* AIM OF THE EXERCISE
Below are records. Find each line in them that holds the word "WebEasyOrderLayout" and copy it.

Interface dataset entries

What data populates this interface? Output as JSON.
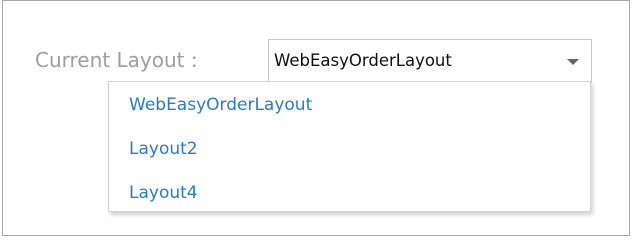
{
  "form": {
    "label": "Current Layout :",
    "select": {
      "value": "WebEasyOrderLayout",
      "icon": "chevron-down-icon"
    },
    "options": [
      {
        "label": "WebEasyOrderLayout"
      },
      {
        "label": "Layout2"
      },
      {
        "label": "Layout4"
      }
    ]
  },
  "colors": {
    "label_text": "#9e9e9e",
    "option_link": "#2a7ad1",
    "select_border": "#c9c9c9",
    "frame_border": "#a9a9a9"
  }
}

* ANSWER
      "value": "WebEasyOrderLayout",
        "label": "WebEasyOrderLayout"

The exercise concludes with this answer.